• Your instructions: Return all of the data below verbatim and exclude every picture.

Records excerpted from a collection
=== Begin Enclosure ===

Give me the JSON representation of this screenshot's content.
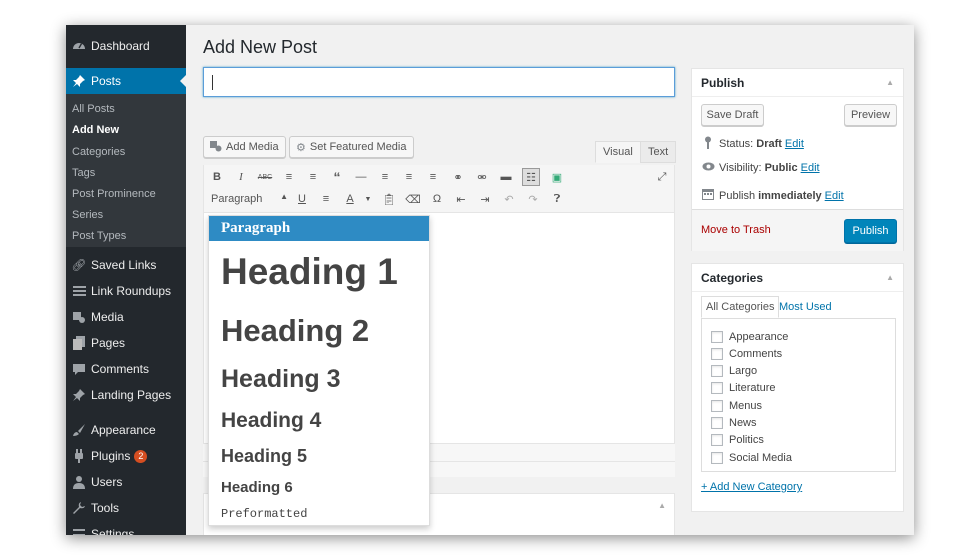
{
  "sidebar": {
    "dashboard": "Dashboard",
    "posts": "Posts",
    "submenu": [
      "All Posts",
      "Add New",
      "Categories",
      "Tags",
      "Post Prominence",
      "Series",
      "Post Types"
    ],
    "saved_links": "Saved Links",
    "link_roundups": "Link Roundups",
    "media": "Media",
    "pages": "Pages",
    "comments": "Comments",
    "landing_pages": "Landing Pages",
    "appearance": "Appearance",
    "plugins": "Plugins",
    "plugins_badge": "2",
    "users": "Users",
    "tools": "Tools",
    "settings": "Settings"
  },
  "main": {
    "title": "Add New Post",
    "add_media": "Add Media",
    "set_featured_media": "Set Featured Media",
    "tab_visual": "Visual",
    "tab_text": "Text",
    "format_select": "Paragraph"
  },
  "format_menu": {
    "paragraph": "Paragraph",
    "h1": "Heading 1",
    "h2": "Heading 2",
    "h3": "Heading 3",
    "h4": "Heading 4",
    "h5": "Heading 5",
    "h6": "Heading 6",
    "pre": "Preformatted"
  },
  "publish": {
    "heading": "Publish",
    "save_draft": "Save Draft",
    "preview": "Preview",
    "status_label": "Status:",
    "status_value": "Draft",
    "visibility_label": "Visibility:",
    "visibility_value": "Public",
    "publish_label": "Publish",
    "publish_value": "immediately",
    "edit": "Edit",
    "move_to_trash": "Move to Trash",
    "publish_button": "Publish"
  },
  "categories": {
    "heading": "Categories",
    "tab_all": "All Categories",
    "tab_most_used": "Most Used",
    "items": [
      "Appearance",
      "Comments",
      "Largo",
      "Literature",
      "Menus",
      "News",
      "Politics",
      "Social Media"
    ],
    "add_new": "+ Add New Category"
  },
  "colors": {
    "admin_bar": "#23282d",
    "accent": "#0073aa",
    "selected_format": "#2e8bc4",
    "trash": "#a00"
  }
}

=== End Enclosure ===

• Written solution:
Give me the JSON representation of this screenshot's content.
{
  "sidebar": {
    "dashboard": "Dashboard",
    "posts": "Posts",
    "submenu": [
      "All Posts",
      "Add New",
      "Categories",
      "Tags",
      "Post Prominence",
      "Series",
      "Post Types"
    ],
    "saved_links": "Saved Links",
    "link_roundups": "Link Roundups",
    "media": "Media",
    "pages": "Pages",
    "comments": "Comments",
    "landing_pages": "Landing Pages",
    "appearance": "Appearance",
    "plugins": "Plugins",
    "plugins_badge": "2",
    "users": "Users",
    "tools": "Tools",
    "settings": "Settings"
  },
  "main": {
    "title": "Add New Post",
    "add_media": "Add Media",
    "set_featured_media": "Set Featured Media",
    "tab_visual": "Visual",
    "tab_text": "Text",
    "format_select": "Paragraph"
  },
  "format_menu": {
    "paragraph": "Paragraph",
    "h1": "Heading 1",
    "h2": "Heading 2",
    "h3": "Heading 3",
    "h4": "Heading 4",
    "h5": "Heading 5",
    "h6": "Heading 6",
    "pre": "Preformatted"
  },
  "publish": {
    "heading": "Publish",
    "save_draft": "Save Draft",
    "preview": "Preview",
    "status_label": "Status:",
    "status_value": "Draft",
    "visibility_label": "Visibility:",
    "visibility_value": "Public",
    "publish_label": "Publish",
    "publish_value": "immediately",
    "edit": "Edit",
    "move_to_trash": "Move to Trash",
    "publish_button": "Publish"
  },
  "categories": {
    "heading": "Categories",
    "tab_all": "All Categories",
    "tab_most_used": "Most Used",
    "items": [
      "Appearance",
      "Comments",
      "Largo",
      "Literature",
      "Menus",
      "News",
      "Politics",
      "Social Media"
    ],
    "add_new": "+ Add New Category"
  },
  "colors": {
    "admin_bar": "#23282d",
    "accent": "#0073aa",
    "selected_format": "#2e8bc4",
    "trash": "#a00"
  }
}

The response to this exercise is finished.